Baseball is a unique sport filled with situations that you may only see once every few years, if at all. Umpires must be prepared to rule on these situations in real time, but we have our own expert to rely upon. Brandon Magee explains what would happen if thrown beer cans connect with a fielder in the process of making a catch.
Baseball has been America’s national pastime for well over a century and a half. Yet it still provides long-time spectators events that they have never seen before – or will again. As baseball fans, we are well aware of the written and unwritten rules that govern the game. Sometime, however, it is fans and not players that attempt to subvert the rules of play.
With two outs in the bottom of the seventh inning of the 2016 American League Wild Card Game, pinch hitter Melvin Upton Jr. lifted a long fly ball off Baltimore reliever Donnie Hart. Left fielder Hyun Soo Kim raced back near the warning track to catch the ball, but as he was getting into position, a beer can landed on the field.
While Kim was not conked by the flying brew and was able to corral Upton’s fly ball, what recourse would the umpires have had if the idiot fan had connected with his Molson Missile?
Rule 6.01(e) addresses the effects of spectator interference:

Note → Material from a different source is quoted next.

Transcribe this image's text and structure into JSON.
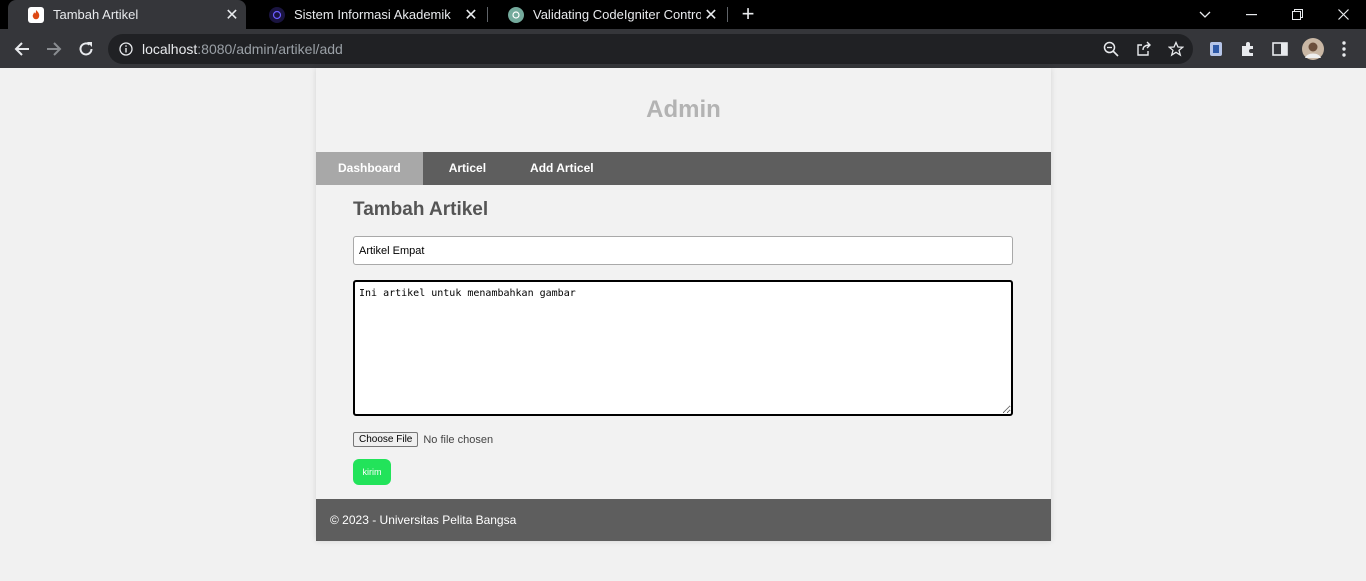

When there is spectator interference with any thrown or batted ball, the ball shall be dead at the moment of interference and the umpire shall impose such penalties as in his opinion will nullify the act of interference.
APPROVED RULING: If spectator interference clearly prevents a fielder from catching a fly ball, the umpire shall declare the batter out.

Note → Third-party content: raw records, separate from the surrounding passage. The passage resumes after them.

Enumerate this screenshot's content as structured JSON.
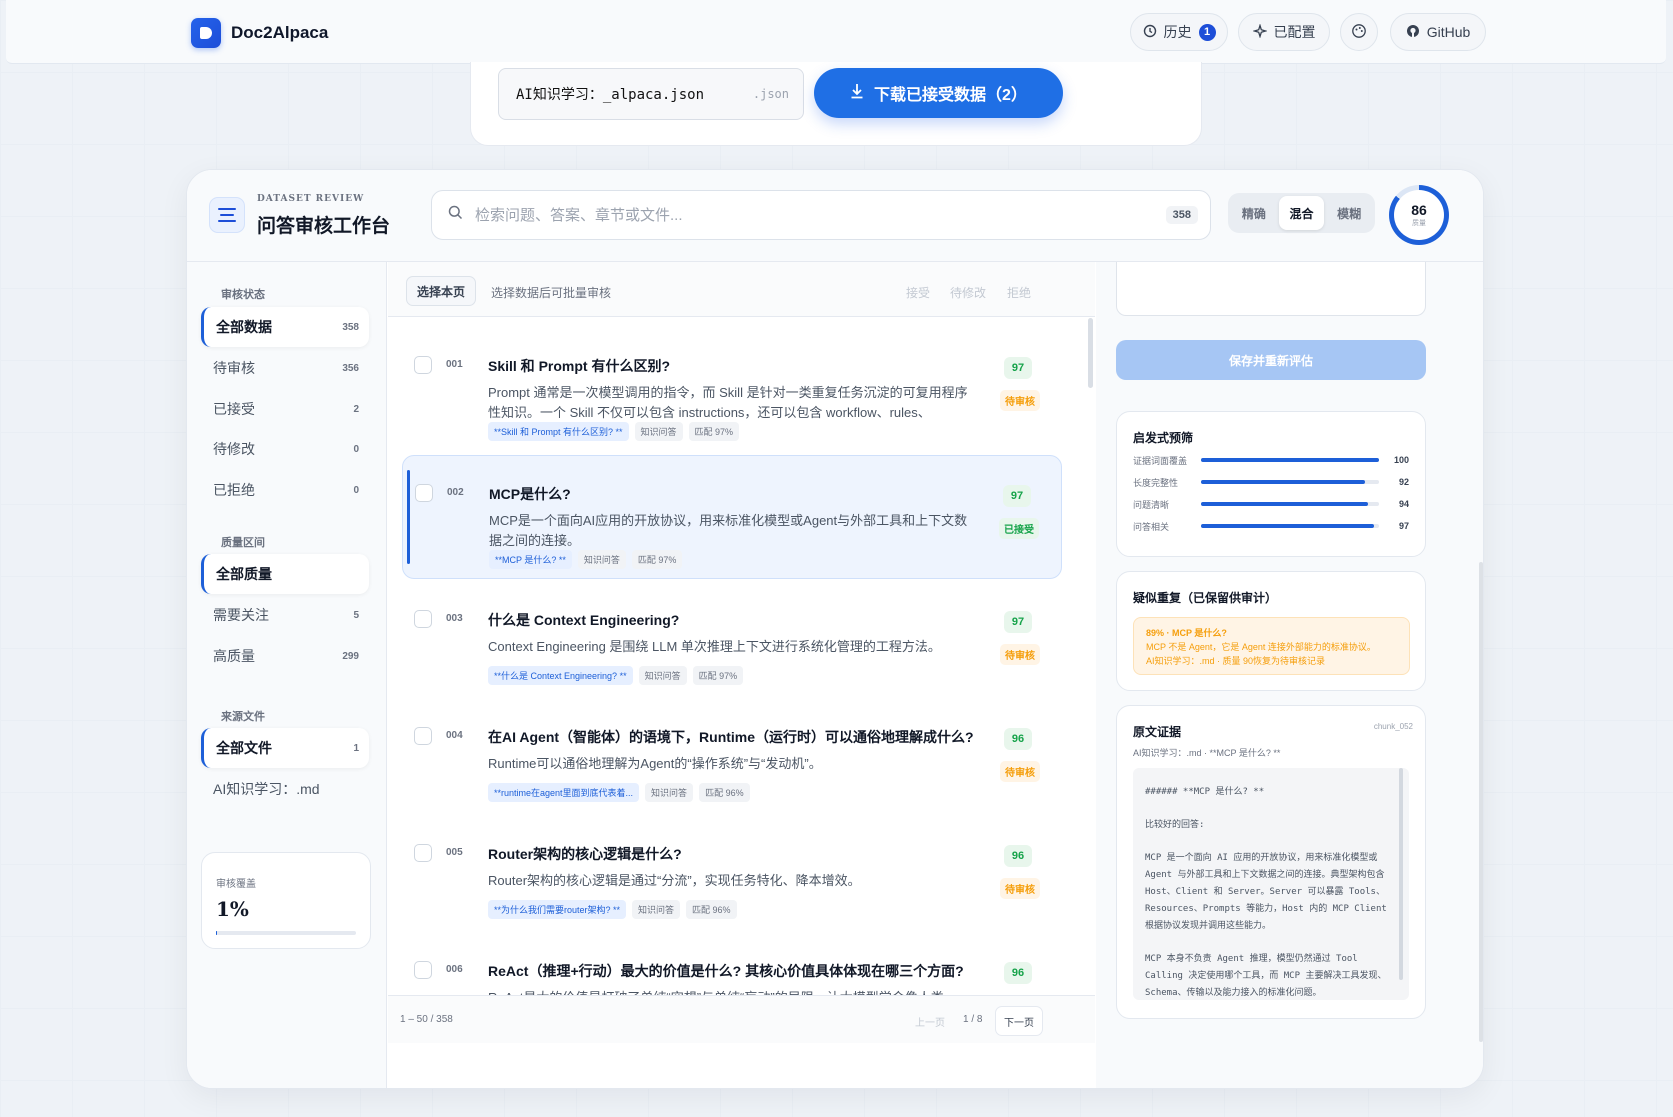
{
  "app": {
    "name": "Doc2Alpaca"
  },
  "topbar": {
    "history_label": "历史",
    "history_count": "1",
    "configured_label": "已配置",
    "github_label": "GitHub"
  },
  "export": {
    "filename": "AI知识学习：_alpaca.json",
    "ext": ".json",
    "download_label": "下载已接受数据（2）"
  },
  "workspace": {
    "eyebrow": "DATASET REVIEW",
    "title": "问答审核工作台",
    "search_placeholder": "检索问题、答案、章节或文件...",
    "search_count": "358",
    "modes": [
      "精确",
      "混合",
      "模糊"
    ],
    "active_mode": "混合",
    "quality_score": "86",
    "quality_label": "质量"
  },
  "sidebar": {
    "status_title": "审核状态",
    "status_items": [
      {
        "label": "全部数据",
        "count": "358"
      },
      {
        "label": "待审核",
        "count": "356"
      },
      {
        "label": "已接受",
        "count": "2"
      },
      {
        "label": "待修改",
        "count": "0"
      },
      {
        "label": "已拒绝",
        "count": "0"
      }
    ],
    "quality_title": "质量区间",
    "quality_items": [
      {
        "label": "全部质量",
        "count": ""
      },
      {
        "label": "需要关注",
        "count": "5"
      },
      {
        "label": "高质量",
        "count": "299"
      }
    ],
    "source_title": "来源文件",
    "source_items": [
      {
        "label": "全部文件",
        "count": "1"
      },
      {
        "label": "AI知识学习：.md",
        "count": ""
      }
    ],
    "coverage_label": "审核覆盖",
    "coverage_value": "1%",
    "coverage_fraction": 0.01
  },
  "list_toolbar": {
    "select_page": "选择本页",
    "hint": "选择数据后可批量审核",
    "accept": "接受",
    "revise": "待修改",
    "reject": "拒绝"
  },
  "items": [
    {
      "no": "001",
      "question": "Skill 和 Prompt 有什么区别?",
      "answer": "Prompt 通常是一次模型调用的指令，而 Skill 是针对一类重复任务沉淀的可复用程序性知识。一个 Skill 不仅可以包含 instructions，还可以包含 workflow、rules、examples...",
      "tags": [
        "**Skill 和 Prompt 有什么区别? **",
        "知识问答",
        "匹配 97%"
      ],
      "score": "97",
      "status": "待审核",
      "accepted": false
    },
    {
      "no": "002",
      "question": "MCP是什么?",
      "answer": "MCP是一个面向AI应用的开放协议，用来标准化模型或Agent与外部工具和上下文数据之间的连接。",
      "tags": [
        "**MCP 是什么? **",
        "知识问答",
        "匹配 97%"
      ],
      "score": "97",
      "status": "已接受",
      "accepted": true
    },
    {
      "no": "003",
      "question": "什么是 Context Engineering?",
      "answer": "Context Engineering 是围绕 LLM 单次推理上下文进行系统化管理的工程方法。",
      "tags": [
        "**什么是 Context Engineering? **",
        "知识问答",
        "匹配 97%"
      ],
      "score": "97",
      "status": "待审核",
      "accepted": false
    },
    {
      "no": "004",
      "question": "在AI Agent（智能体）的语境下，Runtime（运行时）可以通俗地理解成什么?",
      "answer": "Runtime可以通俗地理解为Agent的“操作系统”与“发动机”。",
      "tags": [
        "**runtime在agent里面到底代表着...",
        "知识问答",
        "匹配 96%"
      ],
      "score": "96",
      "status": "待审核",
      "accepted": false
    },
    {
      "no": "005",
      "question": "Router架构的核心逻辑是什么?",
      "answer": "Router架构的核心逻辑是通过“分流”，实现任务特化、降本增效。",
      "tags": [
        "**为什么我们需要router架构? **",
        "知识问答",
        "匹配 96%"
      ],
      "score": "96",
      "status": "待审核",
      "accepted": false
    },
    {
      "no": "006",
      "question": "ReAct（推理+行动）最大的价值是什么? 其核心价值具体体现在哪三个方面?",
      "answer": "ReAct最大的价值是打破了单纯“空想”与单纯“盲动”的局限，让大模型学会像人类一样“边",
      "tags": [],
      "score": "96",
      "status": "待审核",
      "accepted": false
    }
  ],
  "pager": {
    "range": "1 – 50 / 358",
    "prev": "上一页",
    "page": "1 / 8",
    "next": "下一页"
  },
  "detail": {
    "save_label": "保存并重新评估",
    "heuristic_title": "启发式预筛",
    "metrics": [
      {
        "label": "证据词面覆盖",
        "value": 100
      },
      {
        "label": "长度完整性",
        "value": 92
      },
      {
        "label": "问题清晰",
        "value": 94
      },
      {
        "label": "问答相关",
        "value": 97
      }
    ],
    "dup_title": "疑似重复（已保留供审计）",
    "dup_lines": [
      "89% · MCP 是什么?",
      "MCP 不是 Agent，它是 Agent 连接外部能力的标准协议。",
      "AI知识学习：.md · 质量 90恢复为待审核记录"
    ],
    "evidence_title": "原文证据",
    "evidence_id": "chunk_052",
    "evidence_source": "AI知识学习：.md · **MCP 是什么? **",
    "evidence_paras": [
      "###### **MCP 是什么? **",
      "比较好的回答:",
      "MCP 是一个面向 AI 应用的开放协议，用来标准化模型或 Agent 与外部工具和上下文数据之间的连接。典型架构包含 Host、Client 和 Server。Server 可以暴露 Tools、Resources、Prompts 等能力，Host 内的 MCP Client 根据协议发现并调用这些能力。",
      "MCP 本身不负责 Agent 推理，模型仍然通过 Tool Calling 决定使用哪个工具，而 MCP 主要解决工具发现、Schema、传输以及能力接入的标准化问题。"
    ]
  }
}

If the beer tosser had his way and Kim missed the catch, left field umpire David Rackley would have been able to invoke 6.01(e) and declare Upton out. Given that it was the third out of the inning, there would have been no need for further action.
However, if there were a runner on third with only one out, the act of spectator interference could have played out differently. In the comment section for this rule, an example is given on how that situation might be called:

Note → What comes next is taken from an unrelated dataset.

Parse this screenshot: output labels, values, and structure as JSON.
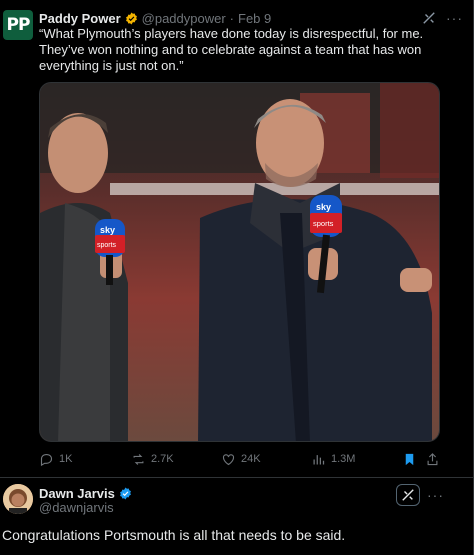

EXAMPLE: Runner on third base, one out and a batter hits a fly ball deep to the outfield (fair or foul). Spectator clearly interferes with the outfielder attempting to catch the fly ball. Umpire calls the batter out for spectator interference. Ball is dead at the time of the call. Umpire decides that because of the distance the ball was hit, the runner on third base would have scored after the catch if the fielder had caught the ball which was interfered with, therefore, the runner is permitted to score. This might not be the case if such fly ball was interfered with a short distance from home plate.
Of course, umpires are human, and in a case where a “fan” is attempting to harm an opposition player, they may recognize that rewarding such shenanigans only encourages future bad behavior. Therefore, they might decide that there was no possible way for anyone on third to score on that play.
The fans in Toronto are boisterous, loud, and fervently loyal to their Blue Jays. They should do everything in their power to encourage their team to victory. However, throwing cans of beer onto the playing field is not only against the rules of baseball, it is against the rules of civility. One can only hope that the Toronto police and the security at the Rogers Centre apprehended the assailant and pursued whatever charges keep the interloper away from baseball for the rest of his life.